With social distancing and lockdown orders underway, media outlets, and urban scholars have sounded alarms for the end of the city. They are concerned that such restrictive measures will blunt the kinds of unplanned social engagements that have long been attributed to high levels of density found in our downtown cores and are thought to be the basis for urban life. More proactive thinkers claim this moment of social shutdown as an opportunity to double-down on the kinds of amenities---bike lanes and downtown parks---that they argue are necessary systems to support this ideal of downtown density. Meanwhile, our cities’ poorest residents, many of whom can’t afford self-isolation, live in the inner suburbs where the values of density and its supportive amenities are far beyond reach.
It is time now to rethink the ideal of density and the cultural paradigms that have for so long been attributed to its highest concentrations in downtown? Is density a precondition for urbanity? Are there other kinds of density? What are other modes of social life that different scales of density might afford?

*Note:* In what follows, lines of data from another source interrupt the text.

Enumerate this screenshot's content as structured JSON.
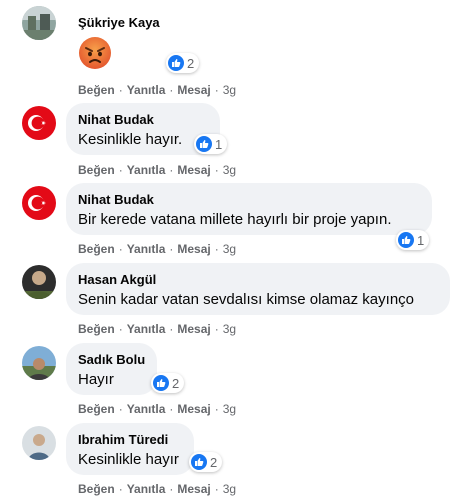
{
  "actions": {
    "like": "Beğen",
    "reply": "Yanıtla",
    "message": "Mesaj",
    "separator": "·"
  },
  "comments": [
    {
      "name": "Şükriye Kaya",
      "text": "",
      "reaction_count": "2",
      "time": "3g",
      "emoji": "angry-face-emoji"
    },
    {
      "name": "Nihat Budak",
      "text": "Kesinlikle hayır.",
      "reaction_count": "1",
      "time": "3g"
    },
    {
      "name": "Nihat Budak",
      "text": "Bir kerede vatana millete hayırlı bir proje yapın.",
      "reaction_count": "1",
      "time": "3g"
    },
    {
      "name": "Hasan Akgül",
      "text": "Senin kadar vatan sevdalısı kimse olamaz kayınço",
      "reaction_count": "",
      "time": "3g"
    },
    {
      "name": "Sadık Bolu",
      "text": "Hayır",
      "reaction_count": "2",
      "time": "3g"
    },
    {
      "name": "Ibrahim Türedi",
      "text": "Kesinlikle hayır",
      "reaction_count": "2",
      "time": "3g"
    }
  ],
  "colors": {
    "like_blue": "#1877f2",
    "bubble": "#f0f2f5",
    "muted": "#65676b",
    "flag_red": "#e30a17"
  }
}
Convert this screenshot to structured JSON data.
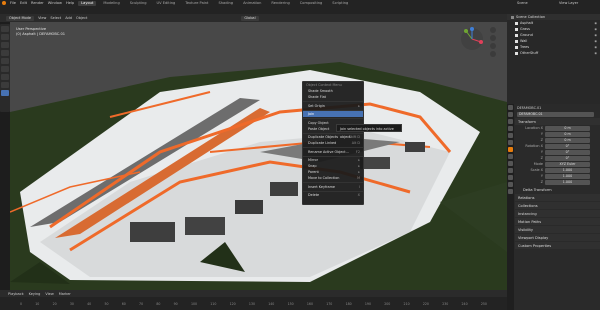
{
  "topbar": {
    "menus": [
      "File",
      "Edit",
      "Render",
      "Window",
      "Help"
    ],
    "tabs": [
      "Layout",
      "Modeling",
      "Sculpting",
      "UV Editing",
      "Texture Paint",
      "Shading",
      "Animation",
      "Rendering",
      "Compositing",
      "Scripting"
    ],
    "scene": "Scene",
    "view_layer": "View Layer"
  },
  "viewport_header": {
    "mode": "Object Mode",
    "menus": [
      "View",
      "Select",
      "Add",
      "Object"
    ],
    "orientation": "Global"
  },
  "viewport": {
    "perspective": "User Perspective",
    "collection_info": "(0) Asphalt | DEFAMOBC.01"
  },
  "context_menu": {
    "title": "Object Context Menu",
    "items": [
      {
        "label": "Shade Smooth",
        "shortcut": ""
      },
      {
        "label": "Shade Flat",
        "shortcut": ""
      },
      {
        "label": "Set Origin",
        "shortcut": "▸"
      },
      {
        "label": "Join",
        "shortcut": "",
        "selected": true
      },
      {
        "label": "Copy Object",
        "shortcut": ""
      },
      {
        "label": "Paste Object",
        "shortcut": ""
      },
      {
        "label": "Duplicate Objects",
        "shortcut": "Shift D"
      },
      {
        "label": "Duplicate Linked",
        "shortcut": "Alt D"
      },
      {
        "label": "Rename Active Object...",
        "shortcut": "F2"
      },
      {
        "label": "Mirror",
        "shortcut": "▸"
      },
      {
        "label": "Snap",
        "shortcut": "▸"
      },
      {
        "label": "Parent",
        "shortcut": "▸"
      },
      {
        "label": "Move to Collection",
        "shortcut": "M"
      },
      {
        "label": "Insert Keyframe",
        "shortcut": "I"
      },
      {
        "label": "Delete",
        "shortcut": "X"
      }
    ],
    "tooltip": "Join selected objects into active object."
  },
  "outliner": {
    "title": "Scene Collection",
    "items": [
      "Asphalt",
      "Grass",
      "Ground",
      "Wall",
      "Trees",
      "OtherStuff"
    ]
  },
  "properties": {
    "object_name": "DEFAMOBC.01",
    "object_name2": "DEFAMOBC.01",
    "transform_label": "Transform",
    "location": {
      "label": "Location X",
      "x": "0 m",
      "y_label": "Y",
      "y": "0 m",
      "z_label": "Z",
      "z": "0 m"
    },
    "rotation": {
      "label": "Rotation X",
      "x": "0°",
      "y_label": "Y",
      "y": "0°",
      "z_label": "Z",
      "z": "0°"
    },
    "mode": {
      "label": "Mode",
      "value": "XYZ Euler"
    },
    "scale": {
      "label": "Scale X",
      "x": "1.000",
      "y_label": "Y",
      "y": "1.000",
      "z_label": "Z",
      "z": "1.000"
    },
    "sections": [
      "Delta Transform",
      "Relations",
      "Collections",
      "Instancing",
      "Motion Paths",
      "Visibility",
      "Viewport Display",
      "Custom Properties"
    ]
  },
  "timeline": {
    "menus": [
      "Playback",
      "Keying",
      "View",
      "Marker"
    ],
    "frames": [
      "0",
      "10",
      "20",
      "30",
      "40",
      "50",
      "60",
      "70",
      "80",
      "90",
      "100",
      "110",
      "120",
      "130",
      "140",
      "150",
      "160",
      "170",
      "180",
      "190",
      "200",
      "210",
      "220",
      "230",
      "240",
      "250"
    ]
  },
  "colors": {
    "accent": "#e87d0d",
    "selection": "#4772b3"
  }
}
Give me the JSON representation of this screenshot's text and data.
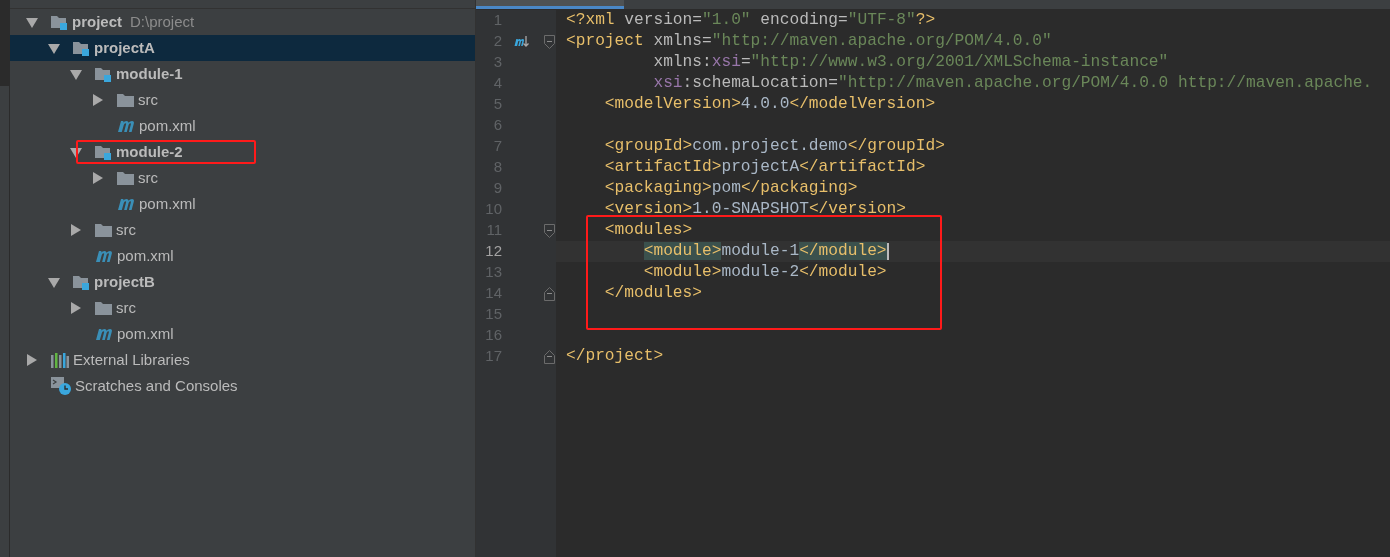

Daniel D’Oca is Associate Professor in Practice in Urban Planning at the Harvard Graduate School of Design, and principal and co-founder of Interboro Partners, a New York-based architecture, urban design, and planning firm that has won many awards for their participatory, place-based projects, including the MoMA PS1 Young Architects Program, the Architectural League’s Emerging Voices Award, and the New Practices Award from the AIA.
Jay Pitter, MES, is an award-winning placemaker whose practice mitigates growing divides in cities across North America. She spearheads institutional city-building projects specializing in public space design and policy, forgotten densities, mobility equity, gender-responsive design, inclusive public engagement and healing fraught sites.
Moderated by Fadi Masoud (Daniels Faculty) and Michael Piper (Daniels Faculty)